Simple aesthetics, a minimal material palette and connections to nature are the main drivers of the design of the Skewed House,the architect’s debut through his firm Studio Lagom. The standalone 11,000-square-foot villa seeks to create an oasis of serenity in Surat’s typical urban milieu through a programme that departs from typical planning of this typology.
The architect reversed the ‘structure on the streetside and garden to the rear’ scheme, by setting the bungalow back, beyond an elevated garden. Rather than a forbidding, fortress-like compound wall, an interesting elevation involving Valsadi teak battens, softened by cascades of creepers, intrigue the passers-by. Beyond this, is a ramp — which takes you directly to the garden — sandwiched between this slatted outer boundary wall and the retaining wall of the home with an intermediary concrete wall. The idea was to create a journey of sorts, a constricted perambulatory approach that finally ‘releases’ the visitor into the garden. The other access point, which is the ‘normal’ main door, also uses the same strategy of constriction and liberation, via a small entrance lobby that shields the main living space from direct view.
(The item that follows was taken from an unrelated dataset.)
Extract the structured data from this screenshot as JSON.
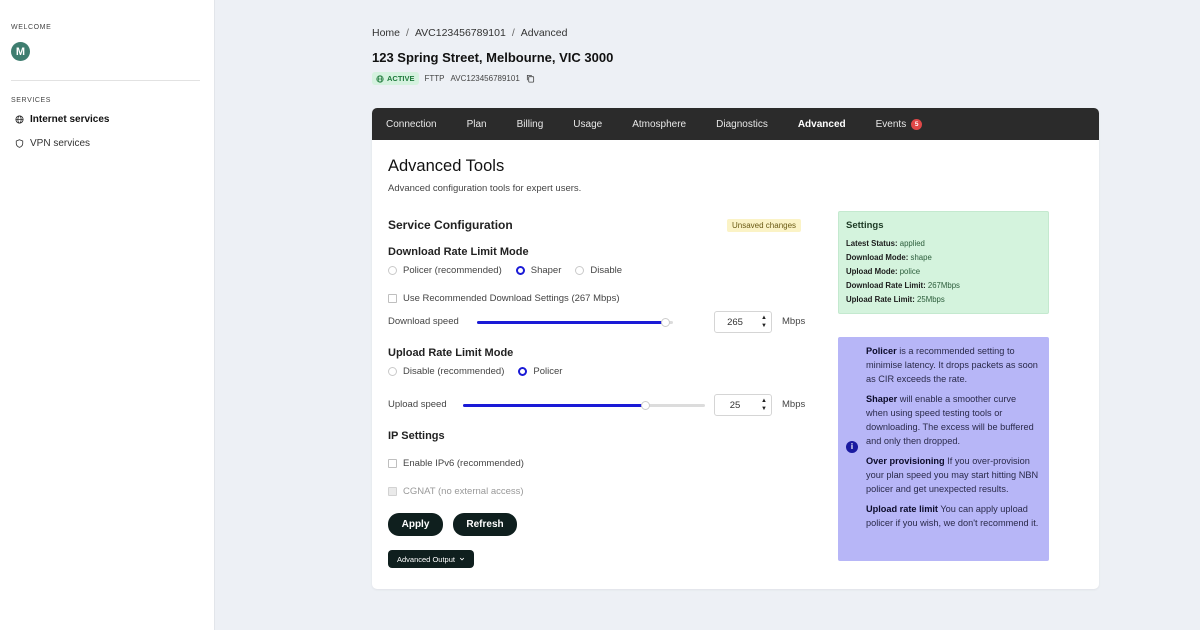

The spatial programme of the villa and the zoning of the plotwere also dictated by the sudden floods that the city sometimes experiences. The ground level is devoted to allied spaces connected to relaxation and unwinding. Atop this lies the sprawl of the living-dining, kitchen, a bedroom and the garden in the front, followed by more bedrooms, up another level.
The Skewed House does away with excess in form and materiality. Elevationally speaking, the façade projects and recedes strategically, with important areas such as the master bedroom being emphasized through cantilevering and material play. Though concrete was the material of choice, white plaster, stone and wood have been used to temper its formidable, institutional demeanour. The architect’s deep interest in photography helped him visualize this project as a series of interconnected vistas, and was also responsible for the ‘skewedness’ of Skewed House. Manifested subtly as elements shifted slightly off the straight line, this was an exercise in creating vistas and perspectives, and adding more life to a three-dimensional object.
The client’s request for connections from top to bottom, skylights, a distinct identity for the worship area, nature, and a play of light and shadow inform the spatial layout.The split-level living-dining area is extensive, with living part being sunken and the dining elevated. Close to the entrance is the double-height pooja-tower, heralded by a water-spout and set within a waterbody. Opposite the living area is a sunken courtyard with more seating. These pockets of seating, with various configurations, allow people more freedom to use the space as per their choice. An enormous Kalamkari-inspired artwork in subtle grey graces the staircase wall, and is one of the design highlights of this space.
The houses established strong connections to nature with the help of suitable fenestration. For instance, the L-shaped glass inset behind the pooja tower invites the surrounding greenery in and connects the interior waterbody with the external lotus pond visually. Similarly, the nine-foot cantilever of the master bedroom is outlined in glass, to invite slivers of sunlight and the sky into the space. Also, the views from the louvered doors and windows on this level are carpeted with the blossoms and the dense shining foliage of the frangipanis in the garden.
Much of the relaxed ambience of the Skewed House can be attributed to its substantial greenscape, developed collaboratively by Roots Designs and Studio Lagom. The lawn has a sectional profile (a kund-like sunken central portion), and has been inspired by the ghats of Varanasi and Ujjain. An artistic dimension was added by extending the floor pattern of the gazebo into the kund.
For the architect, this house represents the firming up of several convictions: that each building is unique by way of its users, setting, function, and more; that you will deliver quality if you care enough; that there is no subsitute for nature; and that architecture can leverage the innate beauty of every material, by creating the right balance between less and more.